Scriptures for this Advent Sunday: 
Isaiah 40:1-5, 9-11 ~ Comfort, O comfort my people, says your God. Speak tenderly to Jerusalem, and cry to her that she has served her term, that her penalty is paid, that she has received from the Lord’s hand double for all her sins. A voice cries out: “In the wilderness prepare the way of the Lord, make straight in the desert a highway for our God. Every valley shall be lifted up, and every mountain and hill be made low; the uneven ground shall become level, and the rough places a plain. Then the glory of the Lord shall be revealed, and all people shall see it together, for the mouth of the Lord has spoken.” . . . Get you up to a high mountain, O Zion, herald of good tidings; lift up your voice with strength, O Jerusalem, herald of good tidings, lift it up, do not fear; say to the cities of Judah, “Here is your God!” See, the Lord God comes with might, and his arm rules for him; his reward is with him, and his recompense before him. He will feed his flock like a shepherd; he will gather the lambs in his arms, and carry them in his bosom, and gently lead the mother sheep.
Psalm 85:9-13 ~ Surely his salvation is at hand for those who fear him, that his glory may dwell in our land. Steadfast love and faithfulness will meet; righteousness and peace will kiss each other. Faithfulness will spring up from the ground, and righteousness will look down from the sky. The Lord will give what is good, and our land will yield its increase. Righteousness will go before him, and will make a path for his steps.
2 Peter 3:8-14 ~ But do not ignore this one fact, beloved, that with the Lord one day is like a thousand years, and a thousand years are like one day. The Lord is not slow about his promise, as some think of slowness, but is patient with you, not wanting any to perish, but all to come to repentance.
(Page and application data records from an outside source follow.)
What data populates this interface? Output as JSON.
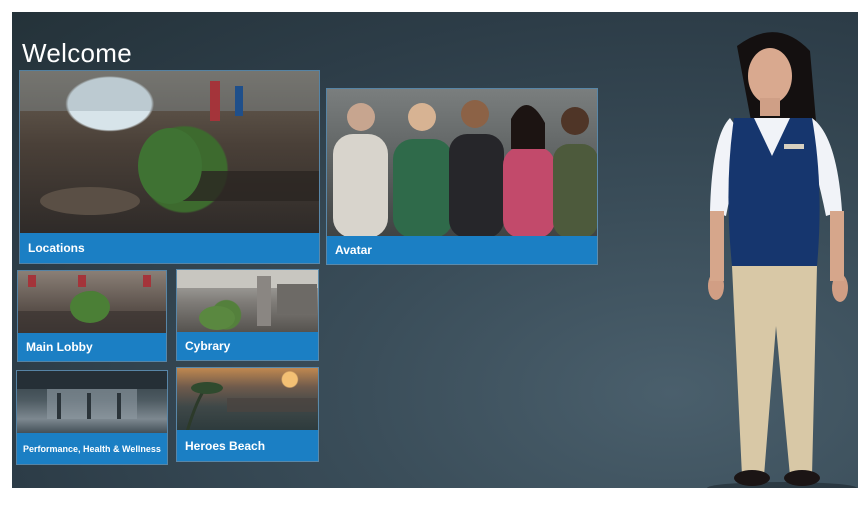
{
  "header": {
    "title": "Welcome"
  },
  "tiles": [
    {
      "label": "Locations"
    },
    {
      "label": "Avatar"
    },
    {
      "label": "Main Lobby"
    },
    {
      "label": "Cybrary"
    },
    {
      "label": "Performance, Health & Wellness"
    },
    {
      "label": "Heroes Beach"
    }
  ],
  "colors": {
    "accent": "#1b7fc4",
    "background": "#2f3f4a"
  }
}
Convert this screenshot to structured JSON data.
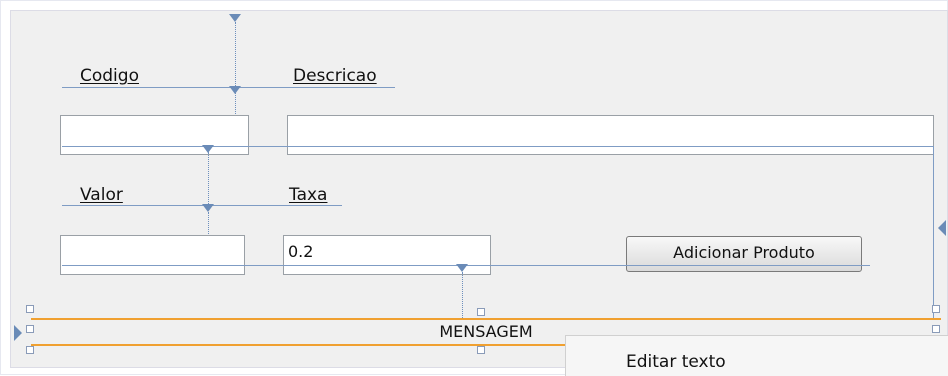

But the day of the Lord will come like a thief, and then the heavens will pass away with a loud noise, and the elements will be dissolved with fire, and the earth and everything that is done on it will be disclosed. Since all these things are to be dissolved in this way, what sort of persons ought you to be in leading lives of holiness and godliness, waiting for and hastening the coming of the day of God, because of which the heavens will be set ablaze and dissolved, and the elements will melt with fire? But, in accordance with his promise, we wait for new heavens and a new earth, where righteousness is at home. Therefore, beloved, while you are waiting for these things, strive to be found by him at peace, without spot or blemish;
Mark 1:1-8 ~ The beginning of the good news of Jesus Christ, the Son of God. As it is written in the prophet Isaiah, “See, I am sending my messenger ahead of you, who will prepare your way; the voice of one crying out in the wilderness: ‘Prepare the way of the Lord, make his paths straight,’” John the baptizer appeared in the wilderness, proclaiming a baptism of repentance for the forgiveness of sins. And people from the whole Judean countryside and all the people of Jerusalem were going out to him, and were baptized by him in the river Jordan, confessing their sins. Now John was clothed with camel’s hair, with a leather belt around his waist, and he ate locusts and wild honey. He proclaimed, “The one who is more powerful than I is coming after me; I am not worthy to stoop down and untie the thong of his sandals. I have baptized you with[f] water; but he will baptize you with the Holy Spirit.”
 Margaret L. Hammer, Giving Birth: Reclaiming the Biblical Metaphor for Pastoral Practice (Louisville, Ky.: Westminster Press, 1994), 63ff.
 As cited in Hammer, 108.
 Our Advent Scripture reflections for this year are being guided by Sharing the Word: Scriptural Reflections for Advent by Archbishop Daniel E. Pilarczyk (Cincinnatti, Oh.: 1989). I picked the book up from our local Bible store for about $4. This year is “Advent Year B.” Bible quotations above are from the NRSV.